The Co-Chairs of NextGen are Katie Hayes and Ryan Stephens.
Ryan Stephens is the Community Co-Chair of the NextGen Committee, where he started as a volunteer in October 2014 and first joined the Committee in January 2016. Ryan sees NextGen’s impact in the connectivity that it provides. He says that as the city grows and young Edmontonians lay down roots, it’s important that they have opportunities to participate in civic dialogue and affect the shape of their city. This is at the core of NextGen’s mission: that the city maintains as flat of a hierarchy as possible, in which your everyday student or young professional feels confident and able to step up and speak to those in power. More specifically, Ryan thinks young people value connectivity — both in the physical sense of a strong network of transit and active transportation — and the intangible sense of having a city in which we are all able to live peacefully, healthy, and happy.

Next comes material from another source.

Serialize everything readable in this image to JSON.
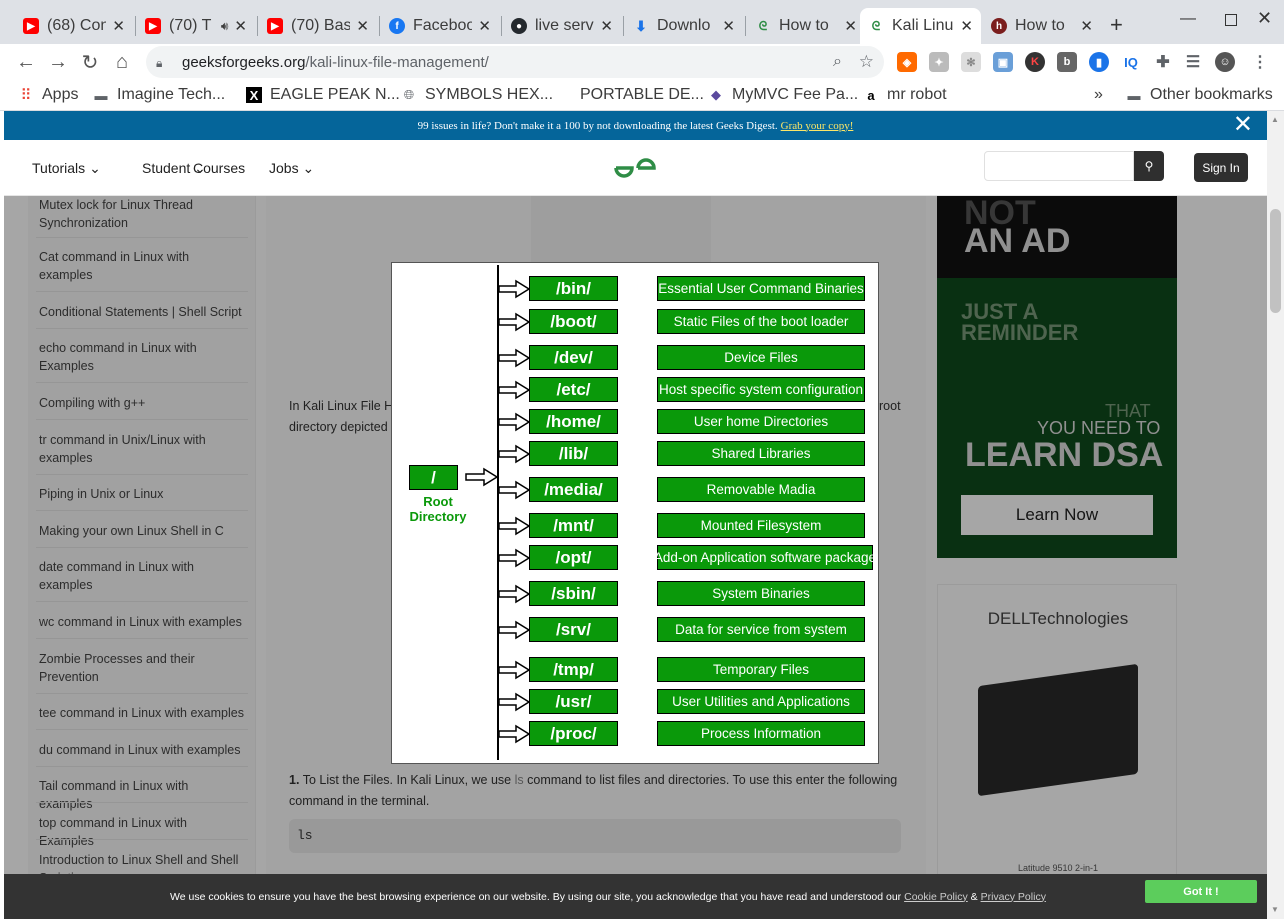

Ryan says that NextGen has some exciting plans for 2018! They have their third edition of City Jam coming up at the end of the year and we’re expecting it to be the biggest and best yet, helping them leap forward into bigger and better plans for City Jam 2019. NextGen has done a lot of work this year to engage with new communities and create space for less-heard voices, including a popular networking event for new Edmontonians and a Pecha Kucha Night dedicated to women entrepreneurs.
Katie Hayes is the Civic Co-Chair and have been involved with NextGen for 3 years, she believes that NextGen plays an integral role in engaging the community of 18-40 year olds in Edmonton to help build and shape our city’s future. Whether it’s through using various content strategies to share information about issues relevant to our demographic or by developing initiatives that celebrate the contributions young people make in their communities, NextGen exists to provide opportunities for young people to be involved and engaged in community and civic life. One of the best pieces of advice Katie has received growing up was volunteer and get involved by giving back to your community and your city. Volunteering is a great way to grow and discover what makes our city so unique.
In my experience as the City Councillor on this initiative, NextGen is an exciting hub of opportunity for Edmontonians to meet inspiring individuals while giving back to the community. Some of my favourite experiences with NextGen has been at the City Jam concerts. The City Jam is a live music event that encourages volunteerism. In 2017, the City Jam helped raise 11,000 volunteer hours to local volunteer programs in Edmonton. There are no tickets sold for City Jam, the only way to gain admission is to volunteer for at least 10 hours and submit those hours to NextGen! Not only did I have a great time at the first two annual City Jam’s but I am inspired by the mission behind it – which is to celebrate volunteerism in Edmonton. Edmonton has a reputation for being a city full of dedicated volunteers, and initiatives like City Jam are critical in helping out city foster a culture of volunteerism.
I think Ryan says it best, when asked why the next generations perspective matters. “We’re going to be the ones living here for the next half century! Edmonton is going through a generation of transformation and its our generation that is going to continue the transformation and reap the rewards. We’re all going to be much happier citizens if we use our voice to build the city we want to live in for the rest of our lives, and there’s a very real opportunity to do that right now”.
Written by A. Knack, M. Banister – with submissions from C. Causing, R. Stephens, and K. Hayes